The reason those units weren’t selling originally is they weren’t being shopped. They weren’t seen. You drop the price and it’s a blip. All you end up doing is undercutting yourself.
It’s like if the tree drops in the woods and no one is there to hear it. If you drop price and nobody hears it, what did you just do?
Dealers have the technology to price right. Now they need to balance the promotion, so the cars are being seen and the right amount of demand is going to those units. Certain VINS need more marketing than others. Some don’t need any at all.
We built our platform around that. A dealer can say, “I want to meet this stair-step incentive goal and I have these 18 incentive units I’ve got to move. We can activate a specific campaign for each of them, run by a machine and find the in-market demand for each. It takes the guesswork out of it.
AI uses millions of data points, and if you train it right it gains experience and judgment.
Wards: And it doesn’t forget.
Short: And never gets tired and never stops. It’s relentless. You take that power and put it towards tasks dealers are trying to do manually but are struggling because there are such massive data sets.
Wards: What would be an example of your AI being applied?
Short: Eric Turner came over from Ford and is running SEM /AI/. Dealers are struggling with their ad words and their SEM spend. They aren’t getting more, they’re just paying more. It’s a beautiful situation for a machine to create efficiencies. So I’ll turn it over to him.
Turner: Everyone’s digital footprint is unique and complex as shoppers look for inventory. It’s hard to manipulate your SEM campaigns – your Google search programs – in ways that accommodate the ever-changing market.
One thing we noticed with other people doing SEM is pulling levers to effect change. But without the full understanding of the pieces that come into play you tend to miss things.
Wards: What are some things that would be missed?
Turner: You would miss, for example, that the neighboring dealer down the road has a car that’s competing against yours. Because you missed that, you didn’t adjust your bids accordingly to keep your inventory relevant and pick up traffic that could have been yours. (LotLinx CEO Len Short, left)
Inventory changes all the time.

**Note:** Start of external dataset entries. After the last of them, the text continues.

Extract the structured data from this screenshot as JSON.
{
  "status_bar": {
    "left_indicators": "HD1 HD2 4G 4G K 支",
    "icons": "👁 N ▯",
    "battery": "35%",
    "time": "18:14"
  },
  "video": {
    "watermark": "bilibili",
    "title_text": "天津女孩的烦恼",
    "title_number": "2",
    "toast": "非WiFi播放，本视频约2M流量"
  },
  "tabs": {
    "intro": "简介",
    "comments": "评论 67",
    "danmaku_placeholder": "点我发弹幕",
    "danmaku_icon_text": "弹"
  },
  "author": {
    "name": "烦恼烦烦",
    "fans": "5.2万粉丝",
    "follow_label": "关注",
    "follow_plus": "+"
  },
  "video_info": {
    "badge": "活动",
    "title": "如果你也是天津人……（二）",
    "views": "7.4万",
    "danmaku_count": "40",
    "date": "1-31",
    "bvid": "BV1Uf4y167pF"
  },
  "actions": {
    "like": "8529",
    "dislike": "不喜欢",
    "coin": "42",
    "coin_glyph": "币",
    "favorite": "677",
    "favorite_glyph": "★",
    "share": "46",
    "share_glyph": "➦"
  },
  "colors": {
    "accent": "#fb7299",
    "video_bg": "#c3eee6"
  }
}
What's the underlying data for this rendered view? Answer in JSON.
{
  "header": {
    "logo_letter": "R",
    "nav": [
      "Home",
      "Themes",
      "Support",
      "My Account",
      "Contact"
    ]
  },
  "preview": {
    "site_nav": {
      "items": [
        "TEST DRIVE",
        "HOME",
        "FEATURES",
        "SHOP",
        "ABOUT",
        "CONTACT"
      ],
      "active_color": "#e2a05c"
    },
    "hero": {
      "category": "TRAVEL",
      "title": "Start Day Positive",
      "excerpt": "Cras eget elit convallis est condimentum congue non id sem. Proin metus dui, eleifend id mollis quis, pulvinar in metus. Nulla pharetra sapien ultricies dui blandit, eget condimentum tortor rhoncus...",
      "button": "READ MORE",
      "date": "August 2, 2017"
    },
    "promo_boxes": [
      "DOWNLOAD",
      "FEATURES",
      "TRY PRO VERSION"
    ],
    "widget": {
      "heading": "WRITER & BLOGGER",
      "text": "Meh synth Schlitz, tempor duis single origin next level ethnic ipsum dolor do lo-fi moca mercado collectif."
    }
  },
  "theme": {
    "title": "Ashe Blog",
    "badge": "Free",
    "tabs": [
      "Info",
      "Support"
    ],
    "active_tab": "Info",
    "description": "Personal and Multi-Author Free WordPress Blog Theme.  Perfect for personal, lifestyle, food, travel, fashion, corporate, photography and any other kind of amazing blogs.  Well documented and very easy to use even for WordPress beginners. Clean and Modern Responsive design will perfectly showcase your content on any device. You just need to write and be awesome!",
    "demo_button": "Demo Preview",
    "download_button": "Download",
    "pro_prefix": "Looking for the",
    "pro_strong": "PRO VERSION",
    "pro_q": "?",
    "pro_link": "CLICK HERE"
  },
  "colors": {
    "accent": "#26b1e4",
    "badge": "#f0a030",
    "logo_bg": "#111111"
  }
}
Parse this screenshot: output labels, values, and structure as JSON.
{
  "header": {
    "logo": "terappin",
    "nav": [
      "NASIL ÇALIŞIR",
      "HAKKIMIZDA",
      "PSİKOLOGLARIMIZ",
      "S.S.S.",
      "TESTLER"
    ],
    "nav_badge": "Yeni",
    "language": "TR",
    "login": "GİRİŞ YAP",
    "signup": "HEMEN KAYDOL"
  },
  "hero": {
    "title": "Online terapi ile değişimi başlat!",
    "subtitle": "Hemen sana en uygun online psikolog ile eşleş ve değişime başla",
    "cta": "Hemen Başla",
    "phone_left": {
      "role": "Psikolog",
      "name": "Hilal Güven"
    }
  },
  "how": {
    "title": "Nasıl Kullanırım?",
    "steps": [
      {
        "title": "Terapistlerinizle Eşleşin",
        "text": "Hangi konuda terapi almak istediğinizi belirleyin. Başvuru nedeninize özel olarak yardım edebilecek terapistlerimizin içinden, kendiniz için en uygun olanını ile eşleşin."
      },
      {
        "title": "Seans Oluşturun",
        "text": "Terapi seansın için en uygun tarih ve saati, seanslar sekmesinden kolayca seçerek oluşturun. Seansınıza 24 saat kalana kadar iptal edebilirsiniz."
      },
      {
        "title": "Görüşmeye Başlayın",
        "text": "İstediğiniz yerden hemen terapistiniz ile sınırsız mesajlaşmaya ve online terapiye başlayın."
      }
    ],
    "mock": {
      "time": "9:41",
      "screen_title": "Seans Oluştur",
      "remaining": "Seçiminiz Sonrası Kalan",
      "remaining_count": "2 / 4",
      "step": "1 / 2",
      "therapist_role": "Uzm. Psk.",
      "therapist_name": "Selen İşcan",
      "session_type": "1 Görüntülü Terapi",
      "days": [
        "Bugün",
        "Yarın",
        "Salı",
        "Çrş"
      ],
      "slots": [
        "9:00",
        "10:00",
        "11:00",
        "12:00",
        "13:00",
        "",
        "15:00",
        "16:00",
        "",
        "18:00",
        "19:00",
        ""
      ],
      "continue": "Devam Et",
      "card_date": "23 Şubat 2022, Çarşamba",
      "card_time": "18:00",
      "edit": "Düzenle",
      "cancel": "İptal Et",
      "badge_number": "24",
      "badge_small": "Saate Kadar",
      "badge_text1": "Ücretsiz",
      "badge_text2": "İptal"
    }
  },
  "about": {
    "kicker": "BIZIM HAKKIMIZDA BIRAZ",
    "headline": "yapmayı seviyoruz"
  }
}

The AI understands all the complexities that are affecting the way a digital campaign operates on a VIN-by-VIN basis. It makes micro-adjustments to the parameters of the campaign, keeping inventory relevant. If that specific ad appears at the exact time a particular person is looking for that inventory unit, that person is more likely to click on the Google ad.
Short: And engage with it, more importantly.
Turner: Right. The click is the entrance into the dealership website. What happens afterwards is the important part. You engage with an ad when it’s about something you are looking for.
Wards: SEM is mysterious sometimes. To be able to figure it out is a challenge.
Short: And as soon as you think you got it right, it changes.
Turner: It can’t be “set it and forget about it” because each vehicle is a unique product that needs a right campaign behind it to make sure it gets to the right customer at the right time. That’s what AI does.
Wards: What is causing dealer-margin compression? Is it the internet? Pricing transparency?
Turner: As soon as dealers feel stressed about an inventory buildup, the easiest thing to do is press that price-markdown button. Rather than take $400 off a piece of inventory, why not put $100 more towards promoting that specific unit. Not every unit, but that one.
Short: I wouldn’t want to try to sell an overpriced car. But with the right price, you don’t go lower, you find the right demand.